Monday, June 14, 2010
Patience is the Name of a Game of Cards (9.19.09)
I have a vision, a still unrealized vision, of my family of four. In the picture in my head we are sitting at a round table, playing a game of cards. Nothing fancy or complicated, just Go Fish or maybe Crazy Eights. Even War would be fun, but that game might be too challenging for four-year old Nora, who still needs to stop and think before she remembers that ten is more than nine.
We have a long way to go before this vision becomes real. Six-year old Mia still insists to the point of tears on winning any competitive games she plays. She's happiest engaged in fantasy play with no clear winner or loser, narrating elaborate adventures for her little plastic animals and magnet fairies. When Mom or Dad try to join in, we usually end up being chastised by our little megalomaniac as if she were directing a Hollywood blockbuster. "No, no, no! You need to move the kitty like THIS!"
There's another obstacle to the realization of my dream-evening. My husband has been working crazy hours. On the weekends when he is not at the office, we pack our days with outings. We don't often have the luxury of empty time with all four of us together. When both parents are at home at the same time, it's such a rare treat that I usually choose to go for a run or attempt to scale our perpetual mountain of laundry.
It's funny how the things we long for the most can be what we prevent ourselves from receiving. There was a period in my life when playing cards seemed the picture of boredom and mindlessness. My grandmother Amelia and her sister Julia did try to teach me their favorite game one summer night long ago at a card table in their cool linoleum-tiled basement.
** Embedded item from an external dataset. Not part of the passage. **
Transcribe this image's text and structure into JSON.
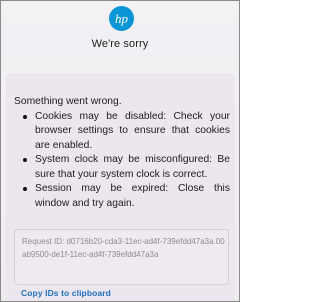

I tried to pay attention to the complicated rules, but all I could think about was boys. Mysterious boys who made my stomach leap and my cheeks burn, even when they weren't around. Boys who, I was sure, wouldn't be caught dead in a round of bridge.
What I would give now for that sweet hour with those sweet ladies again. Now I know the pleasure of the game is found in the company, not in deciphering the code of black and red shapes on the cards. But this hard-earned lesson doesn't make the chance of our family game happening soon any more likely.
Perhaps it is the flawless surface of my dream image that keeps it out of my reach: the perfect circle of the table inscribed within the four of us, our heads making the four points of a square. Easy laughter, easy give and take, trust, confidence, comfort. No fighting, no whining, no explosions. No regrets or threats. No drama. Can we just have one night with no drama? One night? IS ONE NIGHT WITH NO DRAMA TOO MUCH TO ASK!? (See note above about preventing the very things we long for.)
Seriously, I don't feel like I'm expecting all that much. It's not like I'm picturing my daughters graduating with honors or winning fancy awards. I just want a little family togetherness acted out a very particular and personally specific way - which is what makes it so elusive. Picturing myself in a new and positive scenario, say, running a 5K, seems much more likely than arranging our four strong personalities with our four sets of desires and four different conceptions of fun.
The Buddhists say that desire is the source of all suffering, but the good sense of this idea doesn't make it any easier to achieve.
Patience is the name of a card game I have never played. I just need to wait, to let go, to open my mind to other moments of family happiness. We do have alternate versions of togetherness. The best are often spontaneous and unplanned. When we lift the girls by the arms as they call out "One, two, three, jump!" Or when we play variations on this game, where I dip down instead of lifting or where Mommy and Daddy do the jumping. It ain't cards, but the fun and the company can't be beat.